::: Dataset

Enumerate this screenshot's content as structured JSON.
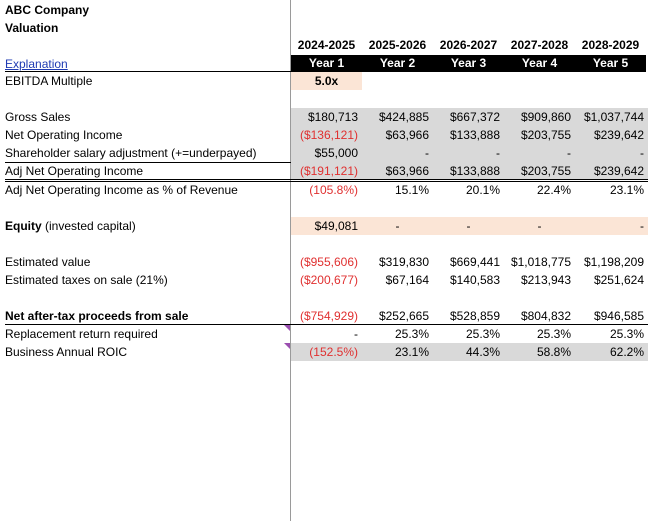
{
  "company": "ABC Company",
  "subtitle": "Valuation",
  "explanation_link": "Explanation",
  "years": [
    "2024-2025",
    "2025-2026",
    "2026-2027",
    "2027-2028",
    "2028-2029"
  ],
  "year_labels": [
    "Year 1",
    "Year 2",
    "Year 3",
    "Year 4",
    "Year 5"
  ],
  "ebitda": {
    "label": "EBITDA Multiple",
    "value": "5.0x"
  },
  "rows": {
    "gross_sales": {
      "label": "Gross Sales",
      "values": [
        "$180,713",
        "$424,885",
        "$667,372",
        "$909,860",
        "$1,037,744"
      ]
    },
    "noi": {
      "label": "Net Operating Income",
      "values": [
        "($136,121)",
        "$63,966",
        "$133,888",
        "$203,755",
        "$239,642"
      ]
    },
    "salary_adj": {
      "label": "Shareholder salary adjustment (+=underpayed)",
      "values": [
        "$55,000",
        "-",
        "-",
        "-",
        "-"
      ]
    },
    "adj_noi": {
      "label": "Adj Net Operating Income",
      "values": [
        "($191,121)",
        "$63,966",
        "$133,888",
        "$203,755",
        "$239,642"
      ]
    },
    "adj_noi_pct": {
      "label": "Adj Net Operating Income as % of Revenue",
      "values": [
        "(105.8%)",
        "15.1%",
        "20.1%",
        "22.4%",
        "23.1%"
      ]
    },
    "equity": {
      "label_bold": "Equity",
      "label_rest": " (invested capital)",
      "values": [
        "$49,081",
        "-",
        "-",
        "-",
        "-"
      ]
    },
    "est_value": {
      "label": "Estimated value",
      "values": [
        "($955,606)",
        "$319,830",
        "$669,441",
        "$1,018,775",
        "$1,198,209"
      ]
    },
    "est_taxes": {
      "label": "Estimated taxes on sale (21%)",
      "values": [
        "($200,677)",
        "$67,164",
        "$140,583",
        "$213,943",
        "$251,624"
      ]
    },
    "net_proceeds": {
      "label": "Net after-tax proceeds from sale",
      "values": [
        "($754,929)",
        "$252,665",
        "$528,859",
        "$804,832",
        "$946,585"
      ]
    },
    "replacement": {
      "label": "Replacement return required",
      "values": [
        "-",
        "25.3%",
        "25.3%",
        "25.3%",
        "25.3%"
      ]
    },
    "roic": {
      "label": "Business Annual ROIC",
      "values": [
        "(152.5%)",
        "23.1%",
        "44.3%",
        "58.8%",
        "62.2%"
      ]
    }
  },
  "colors": {
    "negative": "#e03030",
    "grey_fill": "#d9d9d9",
    "peach_fill": "#fbe5d6",
    "header_bar": "#000000",
    "marker": "#9b4fb0"
  }
}
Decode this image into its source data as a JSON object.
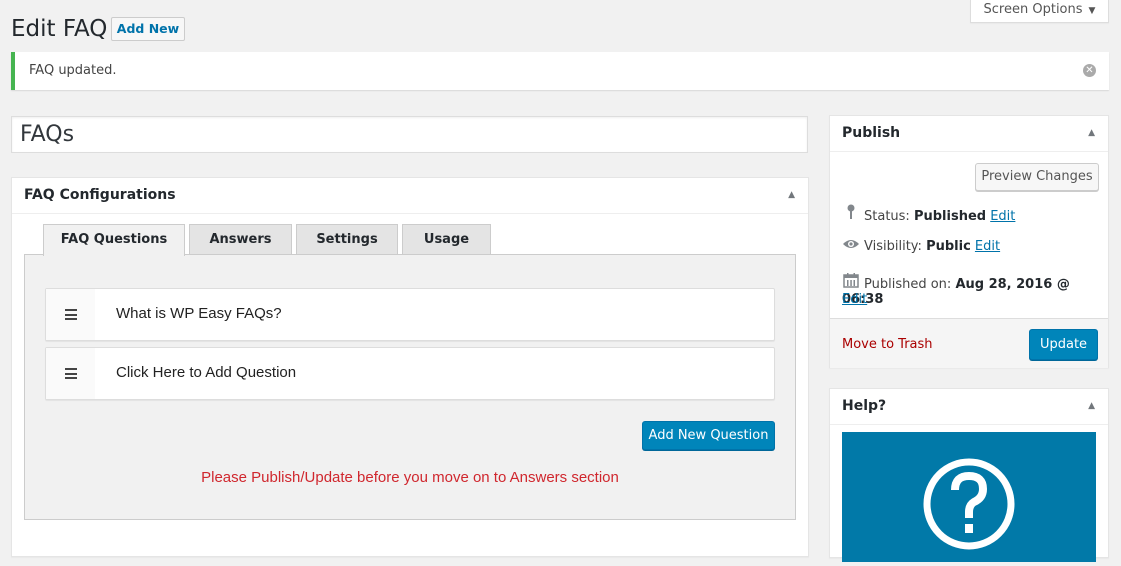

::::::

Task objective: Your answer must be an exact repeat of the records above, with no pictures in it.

Task answer:
Enumerate this screenshot's content as structured JSON.
{
  "company": "ABC Company",
  "subtitle": "Valuation",
  "explanation_link": "Explanation",
  "years": [
    "2024-2025",
    "2025-2026",
    "2026-2027",
    "2027-2028",
    "2028-2029"
  ],
  "year_labels": [
    "Year 1",
    "Year 2",
    "Year 3",
    "Year 4",
    "Year 5"
  ],
  "ebitda": {
    "label": "EBITDA Multiple",
    "value": "5.0x"
  },
  "rows": {
    "gross_sales": {
      "label": "Gross Sales",
      "values": [
        "$180,713",
        "$424,885",
        "$667,372",
        "$909,860",
        "$1,037,744"
      ]
    },
    "noi": {
      "label": "Net Operating Income",
      "values": [
        "($136,121)",
        "$63,966",
        "$133,888",
        "$203,755",
        "$239,642"
      ]
    },
    "salary_adj": {
      "label": "Shareholder salary adjustment (+=underpayed)",
      "values": [
        "$55,000",
        "-",
        "-",
        "-",
        "-"
      ]
    },
    "adj_noi": {
      "label": "Adj Net Operating Income",
      "values": [
        "($191,121)",
        "$63,966",
        "$133,888",
        "$203,755",
        "$239,642"
      ]
    },
    "adj_noi_pct": {
      "label": "Adj Net Operating Income as % of Revenue",
      "values": [
        "(105.8%)",
        "15.1%",
        "20.1%",
        "22.4%",
        "23.1%"
      ]
    },
    "equity": {
      "label_bold": "Equity",
      "label_rest": " (invested capital)",
      "values": [
        "$49,081",
        "-",
        "-",
        "-",
        "-"
      ]
    },
    "est_value": {
      "label": "Estimated value",
      "values": [
        "($955,606)",
        "$319,830",
        "$669,441",
        "$1,018,775",
        "$1,198,209"
      ]
    },
    "est_taxes": {
      "label": "Estimated taxes on sale (21%)",
      "values": [
        "($200,677)",
        "$67,164",
        "$140,583",
        "$213,943",
        "$251,624"
      ]
    },
    "net_proceeds": {
      "label": "Net after-tax proceeds from sale",
      "values": [
        "($754,929)",
        "$252,665",
        "$528,859",
        "$804,832",
        "$946,585"
      ]
    },
    "replacement": {
      "label": "Replacement return required",
      "values": [
        "-",
        "25.3%",
        "25.3%",
        "25.3%",
        "25.3%"
      ]
    },
    "roic": {
      "label": "Business Annual ROIC",
      "values": [
        "(152.5%)",
        "23.1%",
        "44.3%",
        "58.8%",
        "62.2%"
      ]
    }
  },
  "colors": {
    "negative": "#e03030",
    "grey_fill": "#d9d9d9",
    "peach_fill": "#fbe5d6",
    "header_bar": "#000000",
    "marker": "#9b4fb0"
  }
}
Decode this image into its source data as a JSON object.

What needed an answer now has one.